▶ _Try it_
Return the following entries exactly, word for word.

Data excerpts:
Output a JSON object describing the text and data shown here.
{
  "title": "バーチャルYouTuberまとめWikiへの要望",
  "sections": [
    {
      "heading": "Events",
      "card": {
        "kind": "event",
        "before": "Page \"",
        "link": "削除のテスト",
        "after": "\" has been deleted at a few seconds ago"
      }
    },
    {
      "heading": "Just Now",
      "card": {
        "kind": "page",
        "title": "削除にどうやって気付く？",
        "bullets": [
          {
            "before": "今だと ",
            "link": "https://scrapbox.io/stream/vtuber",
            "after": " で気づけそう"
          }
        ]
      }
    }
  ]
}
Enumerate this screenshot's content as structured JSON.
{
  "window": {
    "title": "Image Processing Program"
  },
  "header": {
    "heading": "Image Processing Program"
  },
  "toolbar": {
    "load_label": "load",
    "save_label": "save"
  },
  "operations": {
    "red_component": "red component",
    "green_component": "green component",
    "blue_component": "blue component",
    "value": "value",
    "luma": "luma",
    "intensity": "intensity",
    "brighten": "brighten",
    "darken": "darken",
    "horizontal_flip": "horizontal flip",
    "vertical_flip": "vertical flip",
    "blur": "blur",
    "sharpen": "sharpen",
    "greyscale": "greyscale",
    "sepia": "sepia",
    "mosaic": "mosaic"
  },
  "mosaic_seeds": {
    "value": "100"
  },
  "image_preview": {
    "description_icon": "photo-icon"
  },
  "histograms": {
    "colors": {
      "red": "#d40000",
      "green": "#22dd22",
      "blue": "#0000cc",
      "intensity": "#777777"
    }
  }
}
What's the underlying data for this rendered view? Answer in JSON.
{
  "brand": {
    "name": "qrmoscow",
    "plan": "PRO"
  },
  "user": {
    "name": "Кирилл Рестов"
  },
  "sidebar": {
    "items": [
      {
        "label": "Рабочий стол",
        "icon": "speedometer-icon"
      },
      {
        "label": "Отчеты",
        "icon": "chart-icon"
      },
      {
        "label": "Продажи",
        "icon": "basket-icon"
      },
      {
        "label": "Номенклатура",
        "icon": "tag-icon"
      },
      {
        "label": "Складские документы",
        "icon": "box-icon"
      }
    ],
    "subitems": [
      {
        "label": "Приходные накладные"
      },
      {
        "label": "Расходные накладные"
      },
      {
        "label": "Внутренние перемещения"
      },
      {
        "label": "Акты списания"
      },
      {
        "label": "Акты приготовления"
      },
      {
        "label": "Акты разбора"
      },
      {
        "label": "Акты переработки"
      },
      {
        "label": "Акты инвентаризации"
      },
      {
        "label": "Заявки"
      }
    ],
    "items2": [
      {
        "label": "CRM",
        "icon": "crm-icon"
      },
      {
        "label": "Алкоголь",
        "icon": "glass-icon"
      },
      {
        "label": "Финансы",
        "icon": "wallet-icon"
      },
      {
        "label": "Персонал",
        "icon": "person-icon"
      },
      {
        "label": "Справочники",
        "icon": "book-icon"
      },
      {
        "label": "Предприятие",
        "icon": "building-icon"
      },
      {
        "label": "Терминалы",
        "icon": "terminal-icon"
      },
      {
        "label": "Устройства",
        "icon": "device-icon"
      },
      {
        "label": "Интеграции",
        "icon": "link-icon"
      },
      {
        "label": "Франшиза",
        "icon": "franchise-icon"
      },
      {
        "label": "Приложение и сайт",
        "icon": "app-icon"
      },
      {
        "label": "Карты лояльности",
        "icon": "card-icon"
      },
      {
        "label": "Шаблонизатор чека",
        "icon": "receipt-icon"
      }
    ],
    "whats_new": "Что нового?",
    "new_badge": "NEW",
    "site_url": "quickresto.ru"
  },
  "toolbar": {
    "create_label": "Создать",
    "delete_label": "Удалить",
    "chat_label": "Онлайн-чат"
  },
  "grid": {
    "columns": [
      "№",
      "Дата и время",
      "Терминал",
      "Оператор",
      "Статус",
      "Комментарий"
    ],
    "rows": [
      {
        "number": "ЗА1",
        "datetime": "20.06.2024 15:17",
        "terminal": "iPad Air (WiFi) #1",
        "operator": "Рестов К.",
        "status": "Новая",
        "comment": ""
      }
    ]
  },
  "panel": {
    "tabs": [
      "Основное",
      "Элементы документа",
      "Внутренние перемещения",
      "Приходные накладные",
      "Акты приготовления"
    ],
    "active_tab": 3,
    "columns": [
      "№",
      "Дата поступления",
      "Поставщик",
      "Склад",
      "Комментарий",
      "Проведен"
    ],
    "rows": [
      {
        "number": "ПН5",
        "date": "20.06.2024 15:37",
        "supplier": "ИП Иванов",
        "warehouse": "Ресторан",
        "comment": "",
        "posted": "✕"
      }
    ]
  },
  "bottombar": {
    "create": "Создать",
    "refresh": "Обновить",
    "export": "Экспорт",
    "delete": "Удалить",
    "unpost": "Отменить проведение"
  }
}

▶ _Written response_
Output a JSON object describing the text and data shown here.
{
  "title": "バーチャルYouTuberまとめWikiへの要望",
  "sections": [
    {
      "heading": "Events",
      "card": {
        "kind": "event",
        "before": "Page \"",
        "link": "削除のテスト",
        "after": "\" has been deleted at a few seconds ago"
      }
    },
    {
      "heading": "Just Now",
      "card": {
        "kind": "page",
        "title": "削除にどうやって気付く？",
        "bullets": [
          {
            "before": "今だと ",
            "link": "https://scrapbox.io/stream/vtuber",
            "after": " で気づけそう"
          }
        ]
      }
    }
  ]
}
Enumerate this screenshot's content as structured JSON.
{
  "window": {
    "title": "Image Processing Program"
  },
  "header": {
    "heading": "Image Processing Program"
  },
  "toolbar": {
    "load_label": "load",
    "save_label": "save"
  },
  "operations": {
    "red_component": "red component",
    "green_component": "green component",
    "blue_component": "blue component",
    "value": "value",
    "luma": "luma",
    "intensity": "intensity",
    "brighten": "brighten",
    "darken": "darken",
    "horizontal_flip": "horizontal flip",
    "vertical_flip": "vertical flip",
    "blur": "blur",
    "sharpen": "sharpen",
    "greyscale": "greyscale",
    "sepia": "sepia",
    "mosaic": "mosaic"
  },
  "mosaic_seeds": {
    "value": "100"
  },
  "image_preview": {
    "description_icon": "photo-icon"
  },
  "histograms": {
    "colors": {
      "red": "#d40000",
      "green": "#22dd22",
      "blue": "#0000cc",
      "intensity": "#777777"
    }
  }
}
What's the underlying data for this rendered view? Answer in JSON.
{
  "brand": {
    "name": "qrmoscow",
    "plan": "PRO"
  },
  "user": {
    "name": "Кирилл Рестов"
  },
  "sidebar": {
    "items": [
      {
        "label": "Рабочий стол",
        "icon": "speedometer-icon"
      },
      {
        "label": "Отчеты",
        "icon": "chart-icon"
      },
      {
        "label": "Продажи",
        "icon": "basket-icon"
      },
      {
        "label": "Номенклатура",
        "icon": "tag-icon"
      },
      {
        "label": "Складские документы",
        "icon": "box-icon"
      }
    ],
    "subitems": [
      {
        "label": "Приходные накладные"
      },
      {
        "label": "Расходные накладные"
      },
      {
        "label": "Внутренние перемещения"
      },
      {
        "label": "Акты списания"
      },
      {
        "label": "Акты приготовления"
      },
      {
        "label": "Акты разбора"
      },
      {
        "label": "Акты переработки"
      },
      {
        "label": "Акты инвентаризации"
      },
      {
        "label": "Заявки"
      }
    ],
    "items2": [
      {
        "label": "CRM",
        "icon": "crm-icon"
      },
      {
        "label": "Алкоголь",
        "icon": "glass-icon"
      },
      {
        "label": "Финансы",
        "icon": "wallet-icon"
      },
      {
        "label": "Персонал",
        "icon": "person-icon"
      },
      {
        "label": "Справочники",
        "icon": "book-icon"
      },
      {
        "label": "Предприятие",
        "icon": "building-icon"
      },
      {
        "label": "Терминалы",
        "icon": "terminal-icon"
      },
      {
        "label": "Устройства",
        "icon": "device-icon"
      },
      {
        "label": "Интеграции",
        "icon": "link-icon"
      },
      {
        "label": "Франшиза",
        "icon": "franchise-icon"
      },
      {
        "label": "Приложение и сайт",
        "icon": "app-icon"
      },
      {
        "label": "Карты лояльности",
        "icon": "card-icon"
      },
      {
        "label": "Шаблонизатор чека",
        "icon": "receipt-icon"
      }
    ],
    "whats_new": "Что нового?",
    "new_badge": "NEW",
    "site_url": "quickresto.ru"
  },
  "toolbar": {
    "create_label": "Создать",
    "delete_label": "Удалить",
    "chat_label": "Онлайн-чат"
  },
  "grid": {
    "columns": [
      "№",
      "Дата и время",
      "Терминал",
      "Оператор",
      "Статус",
      "Комментарий"
    ],
    "rows": [
      {
        "number": "ЗА1",
        "datetime": "20.06.2024 15:17",
        "terminal": "iPad Air (WiFi) #1",
        "operator": "Рестов К.",
        "status": "Новая",
        "comment": ""
      }
    ]
  },
  "panel": {
    "tabs": [
      "Основное",
      "Элементы документа",
      "Внутренние перемещения",
      "Приходные накладные",
      "Акты приготовления"
    ],
    "active_tab": 3,
    "columns": [
      "№",
      "Дата поступления",
      "Поставщик",
      "Склад",
      "Комментарий",
      "Проведен"
    ],
    "rows": [
      {
        "number": "ПН5",
        "date": "20.06.2024 15:37",
        "supplier": "ИП Иванов",
        "warehouse": "Ресторан",
        "comment": "",
        "posted": "✕"
      }
    ]
  },
  "bottombar": {
    "create": "Создать",
    "refresh": "Обновить",
    "export": "Экспорт",
    "delete": "Удалить",
    "unpost": "Отменить проведение"
  }
}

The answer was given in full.